The brand new elite division changes that, holding open a championship berth for each of the several traveling champions -- those tracking the two major leagues and the one across the major leagues, all of which will enter their ninth year in 2019, and the new titles going through our mythical West, East, North and South Leagues. The new leagues are running traveling championships for the first time in 2019, so their winners will be in the mix for the 2020 Elite Division.
When we say each of these traveling competitions receives a "championship berth," we mean that the champion is guaranteed entry into the Elite Division, not that the traveling competition gets a berth. That is, if the season's traveling champ in some league has qualified by some other means, the next team down doesn't receive an invitation.
Needing some kind of objective, measurable criteria by which to determine a champion, it turns out we have plenty to take from the information published here. Thus, the following seven criteria are set out for determining the championship. Whatever team comes out on top in the most criteria is the champion.
First, of course, it's necessary to winnow down our participants to the few contenders who meet some minimum standard. To be eligible for the "stat-off," a team must have won at least two championships and posted at least three defenses, or one championship with at least six defenses. That will lop off 80 percent of the teams and still include everyone who could plausibly claim to be the best.
Next, the criteria:
1. Most championships.
2. Most title defenses per championship.
3. Best winning percentage in traveling championship games.
4. Most victories per time playing for the championship.
5. Most games as champion per time playing for the championship.
6. Fewest failed challenges.
7. Head-to-head record in traveling championship games.
In the event that no winner is decided through this process, the trump criterion shall be head-to-head record. If there is no head-to-head, then we shall revert to total championships plus successful defenses, then total games of championship.
It makes a difference, which comes through when we look at the traveling title among National League clubs in 2018. Any other year, we would look at these standings and the Dodgers stand out as, obviously, the Team of the Year. How often do we see 48 games in a baseball season with a traveling championship? Four titles in one year?

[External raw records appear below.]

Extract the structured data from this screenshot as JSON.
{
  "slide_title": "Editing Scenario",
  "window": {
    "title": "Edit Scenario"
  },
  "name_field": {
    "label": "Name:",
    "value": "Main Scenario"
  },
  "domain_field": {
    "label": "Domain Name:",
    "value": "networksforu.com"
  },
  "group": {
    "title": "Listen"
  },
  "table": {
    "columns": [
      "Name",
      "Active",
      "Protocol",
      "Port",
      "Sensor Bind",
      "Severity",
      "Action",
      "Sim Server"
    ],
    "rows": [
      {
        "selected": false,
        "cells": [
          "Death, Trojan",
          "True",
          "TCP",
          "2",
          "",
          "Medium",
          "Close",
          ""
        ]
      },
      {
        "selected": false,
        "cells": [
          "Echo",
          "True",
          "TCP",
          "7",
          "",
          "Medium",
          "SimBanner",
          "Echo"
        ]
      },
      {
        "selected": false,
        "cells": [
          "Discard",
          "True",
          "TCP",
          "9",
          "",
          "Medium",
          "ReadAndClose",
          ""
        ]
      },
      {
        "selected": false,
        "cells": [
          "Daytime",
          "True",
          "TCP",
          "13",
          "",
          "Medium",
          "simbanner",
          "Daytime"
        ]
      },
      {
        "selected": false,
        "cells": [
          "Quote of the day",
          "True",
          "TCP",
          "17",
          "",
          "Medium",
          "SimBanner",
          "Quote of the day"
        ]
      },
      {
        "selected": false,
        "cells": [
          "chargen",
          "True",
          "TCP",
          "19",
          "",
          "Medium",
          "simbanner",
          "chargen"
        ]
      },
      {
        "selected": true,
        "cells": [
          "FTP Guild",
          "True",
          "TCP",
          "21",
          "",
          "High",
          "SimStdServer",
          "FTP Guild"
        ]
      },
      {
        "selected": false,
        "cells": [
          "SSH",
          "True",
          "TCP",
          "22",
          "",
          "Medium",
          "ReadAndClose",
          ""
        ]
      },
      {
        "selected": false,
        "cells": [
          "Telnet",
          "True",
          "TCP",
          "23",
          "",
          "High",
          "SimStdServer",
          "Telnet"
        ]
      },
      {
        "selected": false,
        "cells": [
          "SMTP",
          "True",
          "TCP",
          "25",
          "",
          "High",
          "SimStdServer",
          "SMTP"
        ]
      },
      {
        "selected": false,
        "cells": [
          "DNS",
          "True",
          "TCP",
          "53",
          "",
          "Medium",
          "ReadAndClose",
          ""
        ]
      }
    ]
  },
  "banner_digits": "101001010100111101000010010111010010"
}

So, we apply the criteria and, you know, the criteria generate an evidence base amounting to an argument for the team they select, and they give due credit to the Dodgers for four titles and 48 games with the title -- and, yet, it's not the Dodgers. It's the Arizona Diamondbacks.
So, just as in the First Division, the Dodgers are denied entry to the Elite Division for their inability to handle the Arizona squad. It came down to head-to-head. By the criteria, the Diamondbacks and Dodgers came up even, each winning three. But one of the categories belonging to the Diamondbacks trumps the rest.
1. Most championships (Dodgers four, Arizona two).
2. Most title defenses per championship (Arizona 3.5, Dodgers 2.5).
3. Best winning percentage in traveling championship games (Arizona .595, Dodgers .560).
4. Most victories per time playing for the championship (Dodgers 1.85, Arizona 1.83).
5. Most games as champion per time playing for the championship (Dodgers 2.4, Arizona 2.33).
6. Fewest failed challenges (one each).
7. Head-to-head record in traveling championship games (Arizona, 9-4).
In addition to importing the title from 2017, the Dodgers won four more and held the title at some point in every month of the season except August. With 48 games of title defense, the Dodgers far outpaced the second-best team, the Arizona Diamondbacks, who had 28.
Though the Dodgers whipped Arizona in the standings, the Diamondbacks whipped the Dodgers on the field during this competition. The two clubs met four times for the championship, with the Diamondbacks winning three and the other ending in a 2-2 draw.
Two of those Arizona victories ended Dodger championships. The first of those was a three-game sweep in Arizona April 2-4 to take the title to the desert for a 25-game defense that included turning back a challenge from the Dodgers April 13-15 at Dodger Stadium. Another Diamondbacks victory ended a 13-game Dodger title run in September.
The one time the Diamondbacks didn't win, it was just barely. A four-game series in Arizona had to go into tiebreakers. The first, total runs, was tied, 15-15. The second is total strikeouts, which went 35-32 for the Dodgers.